Bishop uses Remembrance Service to praise the sacrifices made by NHS staff

The Bishop of Derry and Raphoe, Rt Rev Andrew Forster, has compared the sacrifice of NHS staff who have put their lives “on the line” to protect people in the pandemic to the soldiers and police officers who gave their lives in two world wars and during the Troubles to protect people’s freedom.

Bishop Andrew was preaching at a Remembrance Sunday service in St Canice’s Church, Eglinton, during which three news stained glass windows in a side chapel were dedicated to the glory of God.

The congregation at the service was restricted to 50 people in line with public health advice. All those present in church followed hand hygiene procedures, wore face coverings and had their temperature recorded on the way into the building. There was no live music – again because of government guidance – and the congregation listened, instead, to hymns broadcast on a large screen.
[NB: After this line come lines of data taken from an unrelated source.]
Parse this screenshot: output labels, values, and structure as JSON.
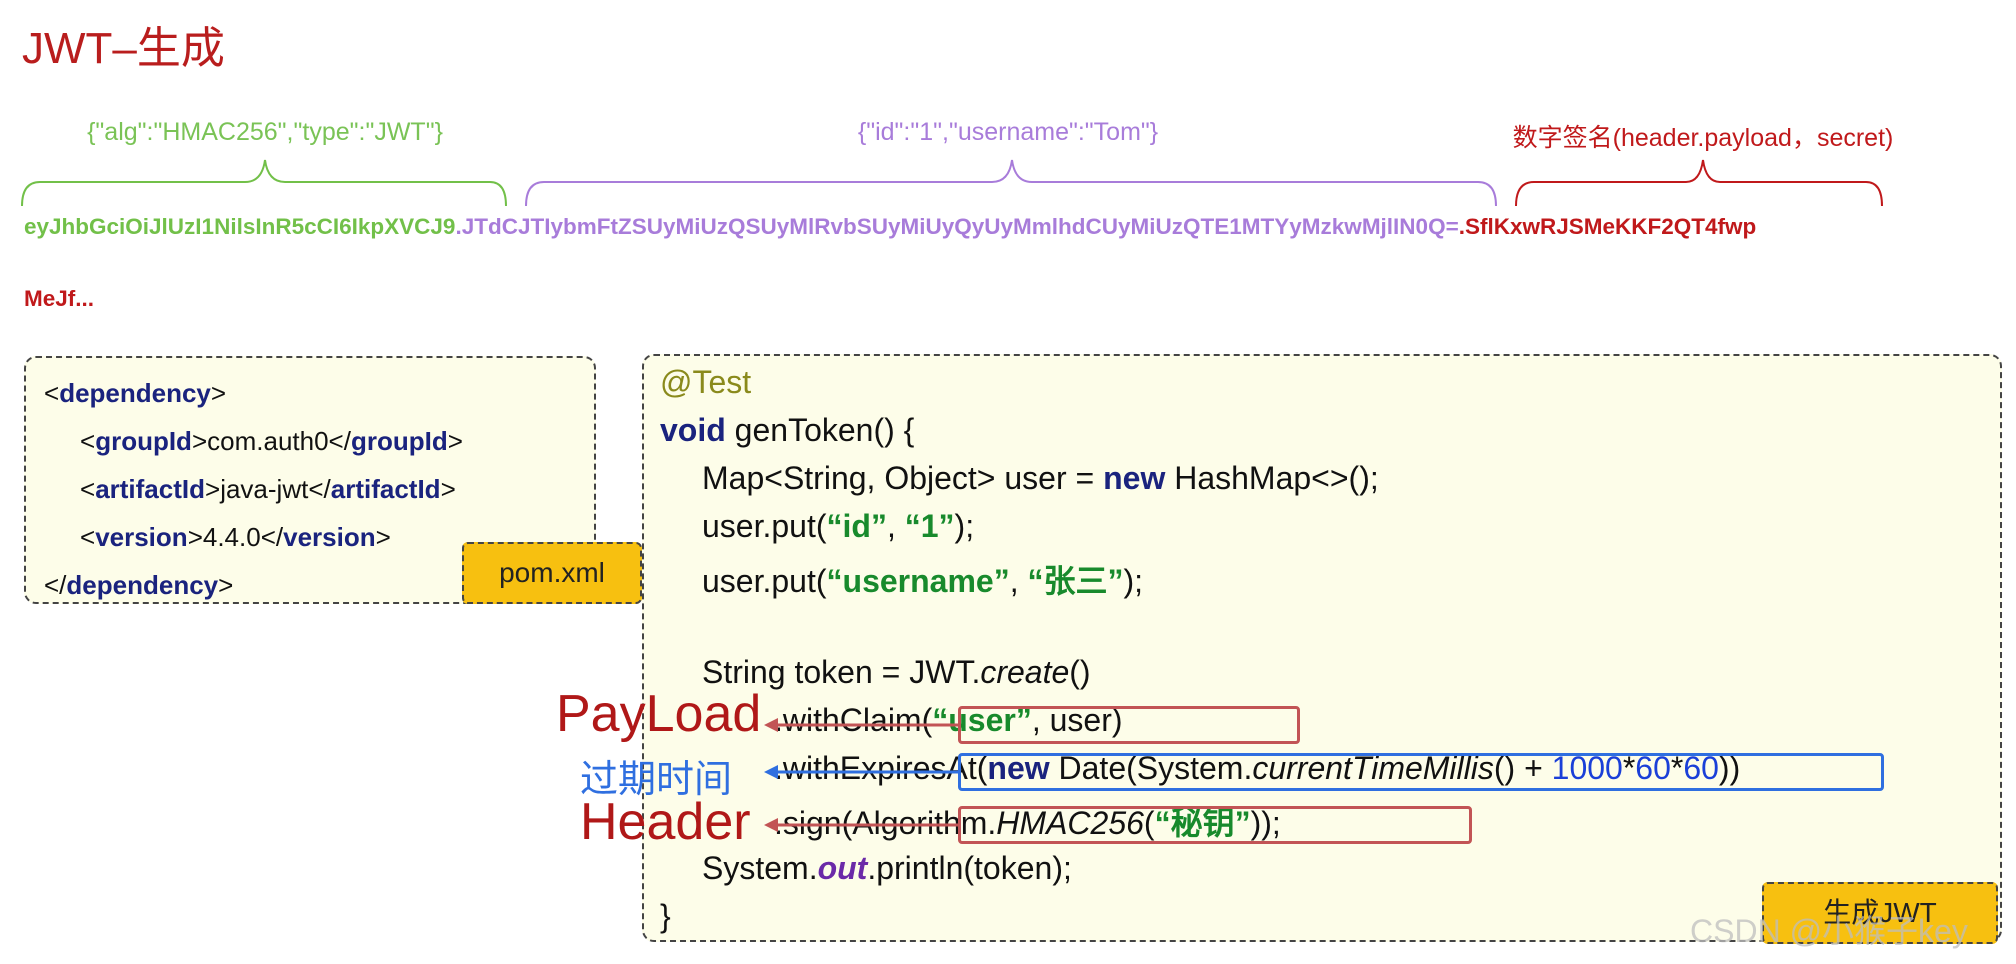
{
  "title": "JWT–生成",
  "segments": {
    "header_label": "{\"alg\":\"HMAC256\",\"type\":\"JWT\"}",
    "payload_label": "{\"id\":\"1\",\"username\":\"Tom\"}",
    "signature_label": "数字签名(header.payload，secret)"
  },
  "token": {
    "header_part": "eyJhbGciOiJlUzI1NilsInR5cCI6IkpXVCJ9",
    "dot1": ".",
    "payload_part": "JTdCJTIybmFtZSUyMiUzQSUyMlRvbSUyMiUyQyUyMmlhdCUyMiUzQTE1MTYyMzkwMjlIN0Q=",
    "dot2": ".",
    "signature_part": "SflKxwRJSMeKKF2QT4fwp",
    "signature_cont": "MeJf..."
  },
  "pom": {
    "tag_label": "pom.xml",
    "dependency": "dependency",
    "groupId": "groupId",
    "groupId_value": "com.auth0",
    "artifactId": "artifactId",
    "artifactId_value": "java-jwt",
    "version": "version",
    "version_value": "4.4.0"
  },
  "code": {
    "annotation": "@Test",
    "kw_void": "void",
    "method_sig": " genToken() {",
    "map_decl": "Map<String, Object> user = ",
    "kw_new": "new",
    "map_ctor": " HashMap<>();",
    "put1_a": "user.put(",
    "put1_key": "“id”",
    "put1_sep": ", ",
    "put1_val": "“1”",
    "put1_end": ");",
    "put2_a": "user.put(",
    "put2_key": "“username”",
    "put2_sep": ", ",
    "put2_val": "“张三”",
    "put2_end": ");",
    "token_decl": "String token = JWT.",
    "create": "create",
    "create_end": "()",
    "with_claim": ".withClaim(",
    "claim_key": "“user”",
    "claim_end": ", user)",
    "with_expires": ".withExpires",
    "expires_at": "At(",
    "expires_new": "new",
    "expires_date": " Date(System.",
    "current_millis": "currentTimeMillis",
    "expires_plus": "() + ",
    "n1000": "1000",
    "times1": "*",
    "n60a": "60",
    "times2": "*",
    "n60b": "60",
    "expires_end": "))",
    "sign_a": ".sign(Algo",
    "sign_b": "rithm.",
    "hmac": "HMAC256",
    "sign_paren": "(",
    "secret": "“秘钥”",
    "sign_end": "));",
    "println_a": "System.",
    "out": "out",
    "println_b": ".println(token);",
    "close_brace": "}",
    "tag_label": "生成JWT"
  },
  "callouts": {
    "payload": "PayLoad",
    "expiry": "过期时间",
    "header": "Header"
  },
  "watermark": "CSDN @小猴子key",
  "colors": {
    "title_red": "#b91d1d",
    "header_green": "#72c049",
    "payload_purple": "#a87cda",
    "signature_red": "#c0191b",
    "box_fill": "#fdfde9",
    "tag_orange": "#f7c010",
    "highlight_red": "#c25455",
    "highlight_blue": "#2f6fe0"
  }
}
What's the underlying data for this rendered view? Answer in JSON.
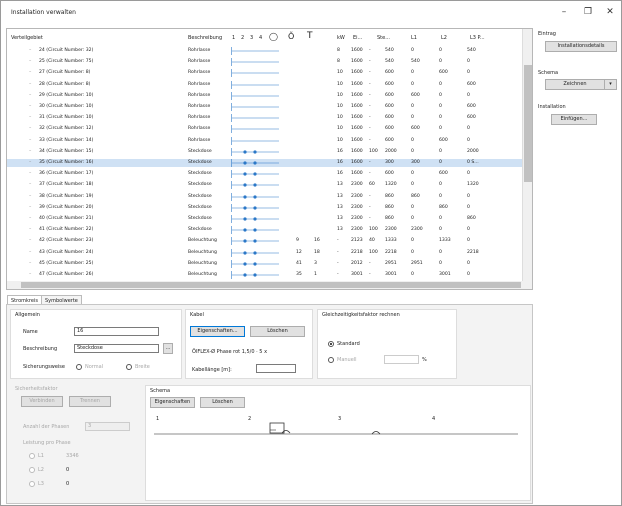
{
  "title": "Installation verwalten",
  "window": {
    "minimize": "–",
    "restore": "❐",
    "close": "✕"
  },
  "table": {
    "headers": {
      "name": "Verteilgebiet",
      "type": "Beschreibung",
      "p1": "1",
      "p2": "2",
      "p3": "3",
      "p4": "4",
      "sym1": "◯",
      "sym2": "Ŏ",
      "sym3": "T",
      "c1": "kW",
      "c2": "Ei...",
      "c3": "Ste...",
      "c4": "L1",
      "c5": "L2",
      "c6": "L3 P..."
    },
    "rows": [
      {
        "name": "24 (Circuit Number: 32)",
        "type": "Rohrlasse",
        "v1": "8",
        "v2": "1600",
        "v3": "-",
        "v4": "540",
        "v5": "0",
        "v6": "0",
        "v7": "540"
      },
      {
        "name": "25 (Circuit Number: 75)",
        "type": "Rohrlasse",
        "v1": "8",
        "v2": "1600",
        "v3": "-",
        "v4": "540",
        "v5": "540",
        "v6": "0",
        "v7": "0"
      },
      {
        "name": "27 (Circuit Number: 8)",
        "type": "Rohrlasse",
        "v1": "10",
        "v2": "1600",
        "v3": "-",
        "v4": "600",
        "v5": "0",
        "v6": "600",
        "v7": "0"
      },
      {
        "name": "28 (Circuit Number: 8)",
        "type": "Rohrlasse",
        "v1": "10",
        "v2": "1600",
        "v3": "-",
        "v4": "600",
        "v5": "0",
        "v6": "0",
        "v7": "600"
      },
      {
        "name": "29 (Circuit Number: 10)",
        "type": "Rohrlasse",
        "v1": "10",
        "v2": "1600",
        "v3": "-",
        "v4": "600",
        "v5": "600",
        "v6": "0",
        "v7": "0"
      },
      {
        "name": "30 (Circuit Number: 10)",
        "type": "Rohrlasse",
        "v1": "10",
        "v2": "1600",
        "v3": "-",
        "v4": "600",
        "v5": "0",
        "v6": "0",
        "v7": "600"
      },
      {
        "name": "31 (Circuit Number: 10)",
        "type": "Rohrlasse",
        "v1": "10",
        "v2": "1600",
        "v3": "-",
        "v4": "600",
        "v5": "0",
        "v6": "0",
        "v7": "600"
      },
      {
        "name": "32 (Circuit Number: 12)",
        "type": "Rohrlasse",
        "v1": "10",
        "v2": "1600",
        "v3": "-",
        "v4": "600",
        "v5": "600",
        "v6": "0",
        "v7": "0"
      },
      {
        "name": "33 (Circuit Number: 14)",
        "type": "Rohrlasse",
        "v1": "10",
        "v2": "1600",
        "v3": "-",
        "v4": "600",
        "v5": "0",
        "v6": "600",
        "v7": "0"
      },
      {
        "name": "34 (Circuit Number: 15)",
        "type": "Steckdose",
        "v1": "16",
        "v2": "1600",
        "v3": "100",
        "v4": "2000",
        "v5": "0",
        "v6": "0",
        "v7": "2000"
      },
      {
        "name": "35 (Circuit Number: 16)",
        "type": "Steckdose",
        "v1": "16",
        "v2": "1600",
        "v3": "-",
        "v4": "300",
        "v5": "300",
        "v6": "0",
        "v7": "0 S..."
      },
      {
        "name": "36 (Circuit Number: 17)",
        "type": "Steckdose",
        "v1": "16",
        "v2": "1600",
        "v3": "-",
        "v4": "600",
        "v5": "0",
        "v6": "600",
        "v7": "0"
      },
      {
        "name": "37 (Circuit Number: 18)",
        "type": "Steckdose",
        "v1": "13",
        "v2": "2300",
        "v3": "60",
        "v4": "1320",
        "v5": "0",
        "v6": "0",
        "v7": "1320"
      },
      {
        "name": "38 (Circuit Number: 19)",
        "type": "Steckdose",
        "v1": "13",
        "v2": "2300",
        "v3": "-",
        "v4": "860",
        "v5": "860",
        "v6": "0",
        "v7": "0"
      },
      {
        "name": "39 (Circuit Number: 20)",
        "type": "Steckdose",
        "v1": "13",
        "v2": "2300",
        "v3": "-",
        "v4": "860",
        "v5": "0",
        "v6": "860",
        "v7": "0"
      },
      {
        "name": "40 (Circuit Number: 21)",
        "type": "Steckdose",
        "v1": "13",
        "v2": "2300",
        "v3": "-",
        "v4": "860",
        "v5": "0",
        "v6": "0",
        "v7": "860"
      },
      {
        "name": "41 (Circuit Number: 22)",
        "type": "Steckdose",
        "v1": "13",
        "v2": "2300",
        "v3": "100",
        "v4": "2300",
        "v5": "2300",
        "v6": "0",
        "v7": "0"
      },
      {
        "name": "42 (Circuit Number: 23)",
        "type": "Beleuchtung",
        "e1": "9",
        "e2": "16",
        "v1": "-",
        "v2": "2123",
        "v3": "40",
        "v4": "1333",
        "v5": "0",
        "v6": "1333",
        "v7": "0"
      },
      {
        "name": "43 (Circuit Number: 24)",
        "type": "Beleuchtung",
        "e1": "12",
        "e2": "18",
        "v1": "-",
        "v2": "2218",
        "v3": "100",
        "v4": "2218",
        "v5": "0",
        "v6": "0",
        "v7": "2218"
      },
      {
        "name": "45 (Circuit Number: 25)",
        "type": "Beleuchtung",
        "e1": "41",
        "e2": "3",
        "v1": "-",
        "v2": "2012",
        "v3": "-",
        "v4": "2951",
        "v5": "2951",
        "v6": "0",
        "v7": "0"
      },
      {
        "name": "47 (Circuit Number: 26)",
        "type": "Beleuchtung",
        "e1": "35",
        "e2": "1",
        "v1": "-",
        "v2": "3001",
        "v3": "-",
        "v4": "3001",
        "v5": "0",
        "v6": "3001",
        "v7": "0"
      }
    ]
  },
  "tabs": [
    "Stromkreis",
    "Symbolwerte"
  ],
  "allgemein": {
    "title": "Allgemein",
    "name_label": "Name",
    "name_value": "16",
    "desc_label": "Beschreibung",
    "desc_value": "Steckdose",
    "dots": "...",
    "sicherung_label": "Sicherungsweise",
    "opt1": "Normal",
    "opt2": "Breite"
  },
  "kabel": {
    "title": "Kabel",
    "btn_primary": "Eigenschaften...",
    "btn_delete": "Löschen",
    "cable_desc": "ÖlFLEX-Ø Phase rot 1,5/0 · 5 x",
    "kabelfläche_label": "Kabellänge [m]:"
  },
  "gleich": {
    "title": "Gleichzeitigkeitsfaktor rechnen",
    "opt_standard": "Standard",
    "opt_manual": "Manuell",
    "percent": "%"
  },
  "sub": {
    "title": "Sicherheitsfaktor",
    "btn1": "Verbinden",
    "btn2": "Trennen",
    "phase_label": "Anzahl der Phasen",
    "phase_value": "3",
    "leistung_label": "Leistung pro Phase",
    "opt1": "L1",
    "val1": "3346",
    "opt2": "L2",
    "val2": "0",
    "opt3": "L3",
    "val3": "0"
  },
  "schema": {
    "title": "Schema",
    "btn1": "Eigenschaften",
    "btn2": "Löschen",
    "tick1": "1",
    "tick2": "2",
    "tick3": "3",
    "tick4": "4"
  },
  "right": {
    "g1": "Eintrag",
    "b1": "Installationsdetails",
    "g2": "Schema",
    "b2": "Zeichnen",
    "arrow": "▾",
    "g3": "Installation",
    "b3": "Einfügen..."
  },
  "colors": {
    "accent": "#0078d7",
    "selected": "#cfe1f4"
  }
}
In a deeply personal sermon – during which he recalled his grandfather, Roger, who was injured after seeing action at the Somme, and his uncle who had a 30 year career in the RUC, and died last May after contracting COVID-19 – Bishop Andrew also remembered NHS workers and those who lost loved ones during the pandemic.

“I think today of nurses and National Health staff,” he said, “who have put their lives on the line during this year. I think of the pressure today, right now, that they are experiencing in Altnagelvin Hospital. Today, I think of those who have had to bury loved ones in very different circumstances from what they would have hoped, who haven’t been able to mourn in the tried and tested ways that help us mourn in our community, and today we say, ‘We will remember them’.

“Perhaps 2020 has caused us to value all the more those who fought and died for the freedoms that we now realise are so precious, and those freedoms have had to be taken away from us because of the pandemic. We realise all the more how important it was for so many who left our shores to fight for freedom’s cause. We think all the more of those who, in our own communities – whenever we were at the edge of the abyss – were prepared to leave the safety of home and the comfort of fireside to make sure that we were able to be safe in our beds during the terrible times of our Troubles. We will remember them.

“I wonder who you are remembering today, from the World Wars, from more recent conflicts? And today – whether it is a distant name from the distant past, or from more recent history – we pause to remember and then to honour their memory. In thankfulness and in humility, we will remember them.

“In both times of remembrance, like today, and in times of crisis, just like we’re living in now, we’ve got to turn to God to find strength. I think all of us see that and understand that. That’s why we’re here today.

“I think of the words of the psalmist in Psalm 91. It says words to us that speak down the years to us in crisis and in fear and in uncertainty: ‘He who dwells in the shelter of the Most High will rest in the shadow of the Almighty. I will say of the Lord, “He is my refuge and my fortress, my God, in whom I trust.”’”

Bishop Andrew told the congregation in St Canice’s that war and violence represented failure. “Today, what we do – together with those right across our nation – is that we don’t glory in war, but we remember and we give thanks, and that is actually our solemn duty. And maybe because of the strange factors of life today, remembrance this year seems all the more poignant.”

During Sunday’s service, parishioners applauded their Rector, Rev Canon Paul Hoey, who was awarded an MBE in the Queen’s birthday honours, recently, for his services to Eglinton during the pandemic.

Canon Hoey invited the Bishop to dedicate three new stained-glass windows which have been installed in the church’s former vestry. The room has been turned into a side chapel, and is now a place for worship and prayer.

The Rector thanked those whose generosity had enabled the installation of the new windows. “I’m very grateful to the Honourable the Irish Society for a donation of one of the windows;” Canon Hoey said, “to an anonymous parishioner for another one; and to Mr and Mrs Caldwell Moore, whose gift is given in memory of their son John. Bishop, I present these windows and ask you to dedicate them as an offering to the glory of God.”

The Rector thanked those whose generosity had enabled the installation of the new windows. “I’m very grateful to the Honourable the Irish Society for a donation of one of the windows;” Canon Hoey said, “to an anonymous parishioner for another one; and to Mr and Mrs Caldwell Moore, whose gift is given in memory of their son John. Bishop, I present these windows and ask you to dedicate them as an offering to the glory of God.”